Maryland blue crabs are thought to live out their lives mostly in and around the Chesapeake Bay, especially males, which don’t normally migrate beyond the Bay’s confines. Sure, an occasional specimen pops up in Virginia or maybe even North Carolina waters. But, Florida? That’s unheard-of – or, at least it was until a few weeks ago when crabber Thomas Cochran dumped one of his traps on the culling boards and discovered a tagged crab.

smithsonian crab tagging
Tagged crabs? You bet - here, technician Laura Patrick displays a tagged crab ready to go back into the Rhode River near Edgewater, Maryland. Photo by Smithsonian Environmental Research Center (SERC)

The crab wasn’t just over the Florida border, either. Cochran works the water of Crystal River, along the Gulf Coast panhandle. That means the crab — which was tagged at the Smithsonian Environmental Research Center in Edgewater, Maryland – had traveled well over 1,000 miles in the two and a half years it was at liberty (the Smithsonian says it was tagged on July 17, 2015). The exact distance traveled is tough to determine, since we have no idea if this crustacean took the short-cut behind Key Largo, or if he went all the way around Key West. Either way, that’s quite a journey for a Jimmy.

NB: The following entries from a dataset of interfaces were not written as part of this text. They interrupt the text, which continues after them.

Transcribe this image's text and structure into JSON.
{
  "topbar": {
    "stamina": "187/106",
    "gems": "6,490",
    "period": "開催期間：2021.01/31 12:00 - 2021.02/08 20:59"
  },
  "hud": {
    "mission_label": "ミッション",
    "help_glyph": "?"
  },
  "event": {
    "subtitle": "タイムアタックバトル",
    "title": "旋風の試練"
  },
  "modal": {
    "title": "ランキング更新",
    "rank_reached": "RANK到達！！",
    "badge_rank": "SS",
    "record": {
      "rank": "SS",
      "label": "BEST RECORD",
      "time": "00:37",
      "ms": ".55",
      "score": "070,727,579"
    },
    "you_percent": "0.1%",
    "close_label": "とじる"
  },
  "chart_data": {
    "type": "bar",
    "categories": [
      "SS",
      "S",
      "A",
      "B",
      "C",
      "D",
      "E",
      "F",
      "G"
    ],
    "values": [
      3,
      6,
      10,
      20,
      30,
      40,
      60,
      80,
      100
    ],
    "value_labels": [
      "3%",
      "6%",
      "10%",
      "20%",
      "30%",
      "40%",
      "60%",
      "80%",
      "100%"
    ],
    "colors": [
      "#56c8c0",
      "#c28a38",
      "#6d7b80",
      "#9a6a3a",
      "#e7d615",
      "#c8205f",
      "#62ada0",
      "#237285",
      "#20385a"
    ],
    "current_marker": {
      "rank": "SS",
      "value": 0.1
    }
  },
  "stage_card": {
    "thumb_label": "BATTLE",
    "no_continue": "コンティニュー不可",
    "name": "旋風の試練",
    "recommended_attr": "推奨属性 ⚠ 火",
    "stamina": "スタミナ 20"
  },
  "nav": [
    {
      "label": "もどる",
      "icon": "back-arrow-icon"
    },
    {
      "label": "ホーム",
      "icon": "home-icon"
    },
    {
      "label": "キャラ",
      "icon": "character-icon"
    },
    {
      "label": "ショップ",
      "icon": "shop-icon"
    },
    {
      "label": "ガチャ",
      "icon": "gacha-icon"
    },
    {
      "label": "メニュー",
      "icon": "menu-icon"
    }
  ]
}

Over 50,000 crabs have been tagged by the Smithsonian, and one other, the previous long-distance record-holder, was also caught in Floridian waters. That was still significantly closer to home, however, near Flagler Beach. One of the real oddities is not only the distance this new record-holder traveled, but also the fact that it was still tagged after such a long journey. These exterior tags are lost when a crab molts, and apparently, this crab hasn’t shed its shell in over two years.

It could be that his nomadic lifestyle provided so much exercise he never grew fat and needed to shed. Or, the theory has also been put forth that someone may have pulled the tag off of a crab in Maryland, taken it to Florida, and then used it to prank the scientific community. Researchers from the Smithsonian have reclaimed the crab for testing, so that they can say for sure (and also because Floridians have no idea how to steam their crabs properly).